Two men arrested for allegedly hacking JFK taxi dispatch system
Two US citizens have been arrested and accused of conspiring with Russian nationals to hack the taxi dispatch system at John F. Kennedy International Airport (JFK), charging cab drivers a $10 fee to access the front of the queue between September 2019 and September 2021.
Daniel Abayev and Peter Leyman (both 48 and from Queens, New York) first successfully hacked the dispatch system in 2019 with the help of unnamed Russian nationals, according to a DOJ indictment filed in the Southern District of New York. Leyman and Abayev accessed the system to move specific taxis to the front of the line, says the DOJ, charging drivers a $10 fee for the privilege. Members of the hacking scheme also offered to waive the $10 fee in exchange for recruiting more taxi drivers.
The JFK taxi dispatch system ensures cab drivers have a fair working environment, but can result in lengthy wait times between trips
The computer-controlled JFK taxi dispatch system manages how cabs are dispatched between the airport’s holding lot and terminal. The system was introduced to create a fair working environment, but wait times of several hours can impact a taxi driver’s daily earnings.
The hackers utilized group chats to communicate with taxi drivers and advise them how to avoid detection by law enforcement. According to the indictment, Leyman and Abayev approved as many as 1,000 trips a day and transferred at least $100,000 to the hackers in Russia as “payment for software development.”
Prosecutors allege that the pair explored several ways to hack the system, including bribing someone to infect its computers with malware via a flash drive, stealing connected computer tablets, and accessing the dispatch system without authorization via Wi-Fi. The indictment claims that members of the hacking scheme also sent messages to each other in which they explicitly discussed their intention to hack the dispatch system. “I know that the Pentagon is being hacked[.]. So, can’t we hack the taxi industry[?]” Abayev messaged a Russian conspirator in November 2019.
Both men face a maximum 10-year sentence in prison if found guilty for their alleged cybercrimes

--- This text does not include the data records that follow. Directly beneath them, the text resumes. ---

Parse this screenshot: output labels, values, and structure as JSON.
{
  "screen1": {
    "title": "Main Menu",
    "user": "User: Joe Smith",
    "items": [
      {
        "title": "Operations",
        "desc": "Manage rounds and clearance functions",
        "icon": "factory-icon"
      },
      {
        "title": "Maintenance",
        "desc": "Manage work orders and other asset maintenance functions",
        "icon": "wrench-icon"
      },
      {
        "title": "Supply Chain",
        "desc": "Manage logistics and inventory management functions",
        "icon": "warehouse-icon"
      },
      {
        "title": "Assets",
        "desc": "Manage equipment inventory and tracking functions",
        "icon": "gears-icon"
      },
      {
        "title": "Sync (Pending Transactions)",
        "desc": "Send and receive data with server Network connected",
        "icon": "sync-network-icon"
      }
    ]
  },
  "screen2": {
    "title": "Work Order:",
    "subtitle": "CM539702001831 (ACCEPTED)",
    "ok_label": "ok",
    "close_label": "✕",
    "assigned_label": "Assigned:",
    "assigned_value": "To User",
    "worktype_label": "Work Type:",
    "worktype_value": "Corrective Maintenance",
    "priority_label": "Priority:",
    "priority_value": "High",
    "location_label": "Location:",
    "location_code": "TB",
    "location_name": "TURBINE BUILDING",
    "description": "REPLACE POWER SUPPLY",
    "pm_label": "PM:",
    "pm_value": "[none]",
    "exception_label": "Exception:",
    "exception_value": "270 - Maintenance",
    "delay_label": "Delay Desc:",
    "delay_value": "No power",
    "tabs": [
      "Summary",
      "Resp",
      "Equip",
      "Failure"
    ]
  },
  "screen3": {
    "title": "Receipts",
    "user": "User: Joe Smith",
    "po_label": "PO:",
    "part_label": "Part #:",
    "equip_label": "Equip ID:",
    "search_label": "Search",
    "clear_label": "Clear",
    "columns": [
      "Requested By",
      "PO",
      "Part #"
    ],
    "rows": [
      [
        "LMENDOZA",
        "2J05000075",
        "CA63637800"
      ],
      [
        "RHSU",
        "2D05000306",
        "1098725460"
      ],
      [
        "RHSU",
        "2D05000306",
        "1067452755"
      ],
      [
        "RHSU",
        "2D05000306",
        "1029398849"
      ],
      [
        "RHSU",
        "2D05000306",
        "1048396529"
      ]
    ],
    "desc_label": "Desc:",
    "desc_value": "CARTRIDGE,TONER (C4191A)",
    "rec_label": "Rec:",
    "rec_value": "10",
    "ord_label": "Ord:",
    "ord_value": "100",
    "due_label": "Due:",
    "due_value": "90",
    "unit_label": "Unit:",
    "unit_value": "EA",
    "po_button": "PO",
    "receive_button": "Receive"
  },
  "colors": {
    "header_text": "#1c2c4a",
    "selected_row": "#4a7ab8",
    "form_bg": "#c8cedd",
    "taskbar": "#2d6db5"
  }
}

“For years, the defendants’ hacking kept honest cab drivers from being able to pick up fares at JFK in the order in which they arrived,” said U.S. Attorney Damian Williams in a statement. “Now, thanks to this Office’s teamwork with the Port Authority, these defendants are facing serious criminal charges for their alleged cybercrimes.”
Both men have been charged with two counts of conspiracy to commit computer intrusion, which carries a maximum 10-year sentence in prison if proven guilty.